_ACTIVITY_:
Among the entries below, please show each line that carries the word "test".

═════ DATASET RECORDS ═════

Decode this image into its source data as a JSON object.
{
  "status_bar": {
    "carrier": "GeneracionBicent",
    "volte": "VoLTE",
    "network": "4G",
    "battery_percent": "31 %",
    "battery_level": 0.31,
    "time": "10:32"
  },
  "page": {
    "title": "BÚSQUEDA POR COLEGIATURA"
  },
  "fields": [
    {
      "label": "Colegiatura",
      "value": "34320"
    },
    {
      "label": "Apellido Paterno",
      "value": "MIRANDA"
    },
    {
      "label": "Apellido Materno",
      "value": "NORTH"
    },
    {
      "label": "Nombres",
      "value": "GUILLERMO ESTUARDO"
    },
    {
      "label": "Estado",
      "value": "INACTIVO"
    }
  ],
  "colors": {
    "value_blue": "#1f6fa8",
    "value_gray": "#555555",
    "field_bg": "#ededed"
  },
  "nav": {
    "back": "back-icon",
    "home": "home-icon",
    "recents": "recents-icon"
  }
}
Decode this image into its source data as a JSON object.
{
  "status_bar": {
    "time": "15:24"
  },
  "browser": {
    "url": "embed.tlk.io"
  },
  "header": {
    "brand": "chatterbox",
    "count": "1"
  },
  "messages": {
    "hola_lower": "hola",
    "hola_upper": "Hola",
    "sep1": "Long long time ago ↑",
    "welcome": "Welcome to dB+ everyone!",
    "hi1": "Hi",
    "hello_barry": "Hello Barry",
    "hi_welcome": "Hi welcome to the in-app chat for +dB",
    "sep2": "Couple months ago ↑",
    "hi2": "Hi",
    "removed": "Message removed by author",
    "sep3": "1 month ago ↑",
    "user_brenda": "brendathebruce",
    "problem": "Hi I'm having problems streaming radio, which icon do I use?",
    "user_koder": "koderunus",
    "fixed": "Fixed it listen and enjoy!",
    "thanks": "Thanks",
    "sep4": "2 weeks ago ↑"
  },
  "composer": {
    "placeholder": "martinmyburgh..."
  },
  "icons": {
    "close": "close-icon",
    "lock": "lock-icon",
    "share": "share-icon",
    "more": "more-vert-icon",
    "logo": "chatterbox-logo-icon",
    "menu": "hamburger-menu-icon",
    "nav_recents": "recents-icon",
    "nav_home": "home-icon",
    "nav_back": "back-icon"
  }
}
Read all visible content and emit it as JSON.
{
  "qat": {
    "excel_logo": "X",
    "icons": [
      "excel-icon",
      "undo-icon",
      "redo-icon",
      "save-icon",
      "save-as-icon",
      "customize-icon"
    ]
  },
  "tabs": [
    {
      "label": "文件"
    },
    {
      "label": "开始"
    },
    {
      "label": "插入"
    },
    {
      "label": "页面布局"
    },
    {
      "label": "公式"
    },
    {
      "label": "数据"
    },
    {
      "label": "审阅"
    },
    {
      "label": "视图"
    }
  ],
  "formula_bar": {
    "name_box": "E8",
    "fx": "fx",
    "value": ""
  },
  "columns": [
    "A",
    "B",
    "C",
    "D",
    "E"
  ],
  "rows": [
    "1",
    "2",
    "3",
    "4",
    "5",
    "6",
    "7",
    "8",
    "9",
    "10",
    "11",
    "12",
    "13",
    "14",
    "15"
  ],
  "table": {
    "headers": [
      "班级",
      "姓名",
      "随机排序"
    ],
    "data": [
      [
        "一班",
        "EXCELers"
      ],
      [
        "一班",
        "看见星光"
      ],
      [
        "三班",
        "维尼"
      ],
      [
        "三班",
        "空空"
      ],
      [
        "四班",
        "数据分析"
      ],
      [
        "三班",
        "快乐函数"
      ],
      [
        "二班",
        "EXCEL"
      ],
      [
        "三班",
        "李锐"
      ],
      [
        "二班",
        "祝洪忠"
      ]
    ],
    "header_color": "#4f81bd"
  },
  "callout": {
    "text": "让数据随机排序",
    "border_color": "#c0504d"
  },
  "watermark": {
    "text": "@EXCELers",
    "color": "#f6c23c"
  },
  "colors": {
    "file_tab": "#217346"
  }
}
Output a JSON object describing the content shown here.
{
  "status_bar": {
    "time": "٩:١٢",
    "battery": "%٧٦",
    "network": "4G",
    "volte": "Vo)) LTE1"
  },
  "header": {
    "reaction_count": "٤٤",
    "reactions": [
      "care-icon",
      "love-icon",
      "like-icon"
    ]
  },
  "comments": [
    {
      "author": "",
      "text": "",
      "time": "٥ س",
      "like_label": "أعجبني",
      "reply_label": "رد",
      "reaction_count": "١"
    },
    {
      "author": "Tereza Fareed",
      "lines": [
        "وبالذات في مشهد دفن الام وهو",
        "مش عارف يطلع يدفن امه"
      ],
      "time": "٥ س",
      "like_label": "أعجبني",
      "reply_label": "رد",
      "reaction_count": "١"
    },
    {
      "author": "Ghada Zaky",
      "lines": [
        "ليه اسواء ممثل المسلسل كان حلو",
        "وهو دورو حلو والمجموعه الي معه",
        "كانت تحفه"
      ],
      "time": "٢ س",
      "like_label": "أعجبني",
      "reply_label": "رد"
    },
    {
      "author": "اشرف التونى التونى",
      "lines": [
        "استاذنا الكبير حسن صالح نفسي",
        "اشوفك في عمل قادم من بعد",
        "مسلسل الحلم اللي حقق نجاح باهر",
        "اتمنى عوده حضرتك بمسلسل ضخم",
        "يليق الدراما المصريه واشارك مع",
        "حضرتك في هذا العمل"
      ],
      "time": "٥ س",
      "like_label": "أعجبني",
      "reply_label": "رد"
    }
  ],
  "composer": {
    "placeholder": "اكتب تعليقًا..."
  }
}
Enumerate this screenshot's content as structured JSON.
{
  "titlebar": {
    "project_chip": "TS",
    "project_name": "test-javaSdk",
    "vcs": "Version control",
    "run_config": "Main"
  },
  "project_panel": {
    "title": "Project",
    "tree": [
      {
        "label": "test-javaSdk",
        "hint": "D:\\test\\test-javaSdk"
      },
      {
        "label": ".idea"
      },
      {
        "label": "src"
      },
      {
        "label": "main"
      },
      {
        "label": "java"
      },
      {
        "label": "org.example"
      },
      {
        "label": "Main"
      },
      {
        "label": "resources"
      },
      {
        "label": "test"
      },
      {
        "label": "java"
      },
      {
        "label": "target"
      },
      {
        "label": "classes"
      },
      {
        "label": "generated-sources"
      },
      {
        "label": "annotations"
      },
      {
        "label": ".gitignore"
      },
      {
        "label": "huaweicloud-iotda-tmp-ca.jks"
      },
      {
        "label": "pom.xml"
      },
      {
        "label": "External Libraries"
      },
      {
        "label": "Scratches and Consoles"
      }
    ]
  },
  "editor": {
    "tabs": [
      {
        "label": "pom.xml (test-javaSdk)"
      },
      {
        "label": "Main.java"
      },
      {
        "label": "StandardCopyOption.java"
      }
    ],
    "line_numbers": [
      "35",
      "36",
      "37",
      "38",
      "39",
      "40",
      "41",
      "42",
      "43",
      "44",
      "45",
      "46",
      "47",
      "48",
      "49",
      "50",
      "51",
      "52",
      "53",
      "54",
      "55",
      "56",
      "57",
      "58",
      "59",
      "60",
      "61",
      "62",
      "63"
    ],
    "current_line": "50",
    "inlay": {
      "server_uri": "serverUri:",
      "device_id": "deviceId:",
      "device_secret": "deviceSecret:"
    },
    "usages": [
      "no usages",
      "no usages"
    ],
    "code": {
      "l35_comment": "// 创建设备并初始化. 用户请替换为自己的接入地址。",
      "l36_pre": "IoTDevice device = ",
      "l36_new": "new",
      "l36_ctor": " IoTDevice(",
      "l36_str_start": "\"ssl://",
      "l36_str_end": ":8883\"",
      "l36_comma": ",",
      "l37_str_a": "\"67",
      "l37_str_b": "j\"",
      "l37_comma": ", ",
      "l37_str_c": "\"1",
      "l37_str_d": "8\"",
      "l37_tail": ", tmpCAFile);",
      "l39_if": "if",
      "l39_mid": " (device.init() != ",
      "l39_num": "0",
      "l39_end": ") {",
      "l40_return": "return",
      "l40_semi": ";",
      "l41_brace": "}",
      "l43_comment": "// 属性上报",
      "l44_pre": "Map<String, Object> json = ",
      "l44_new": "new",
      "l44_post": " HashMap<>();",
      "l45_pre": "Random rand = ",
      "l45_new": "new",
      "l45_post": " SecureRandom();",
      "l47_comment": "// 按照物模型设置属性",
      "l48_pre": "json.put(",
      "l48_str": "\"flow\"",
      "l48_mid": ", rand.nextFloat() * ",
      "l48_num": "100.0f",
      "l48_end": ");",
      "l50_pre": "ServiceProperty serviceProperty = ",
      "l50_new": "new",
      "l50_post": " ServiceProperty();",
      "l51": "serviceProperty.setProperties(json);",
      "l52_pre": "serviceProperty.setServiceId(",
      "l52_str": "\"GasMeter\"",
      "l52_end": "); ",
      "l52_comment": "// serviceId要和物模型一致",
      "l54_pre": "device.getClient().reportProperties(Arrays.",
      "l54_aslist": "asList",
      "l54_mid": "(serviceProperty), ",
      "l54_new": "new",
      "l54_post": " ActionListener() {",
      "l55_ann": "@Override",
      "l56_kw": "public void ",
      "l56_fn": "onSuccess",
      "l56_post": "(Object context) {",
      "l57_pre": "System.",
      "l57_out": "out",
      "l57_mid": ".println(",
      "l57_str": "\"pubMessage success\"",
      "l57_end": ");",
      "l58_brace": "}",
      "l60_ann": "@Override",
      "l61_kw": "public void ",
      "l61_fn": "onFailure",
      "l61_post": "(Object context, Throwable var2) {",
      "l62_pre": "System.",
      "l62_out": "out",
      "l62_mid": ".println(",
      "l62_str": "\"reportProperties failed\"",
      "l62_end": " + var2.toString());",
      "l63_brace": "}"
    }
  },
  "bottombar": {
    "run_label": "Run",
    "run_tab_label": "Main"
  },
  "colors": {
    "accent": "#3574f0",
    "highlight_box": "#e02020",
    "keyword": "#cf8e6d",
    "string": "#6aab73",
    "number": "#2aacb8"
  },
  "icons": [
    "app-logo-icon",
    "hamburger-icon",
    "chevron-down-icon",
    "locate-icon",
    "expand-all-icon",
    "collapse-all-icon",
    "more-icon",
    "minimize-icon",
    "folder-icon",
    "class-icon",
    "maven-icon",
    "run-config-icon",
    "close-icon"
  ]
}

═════

_OUTPUT BELOW_:
    "project_name": "test-javaSdk",
        "label": "test-javaSdk",
        "hint": "D:\\test\\test-javaSdk"
        "label": "test"
        "label": "pom.xml (test-javaSdk)"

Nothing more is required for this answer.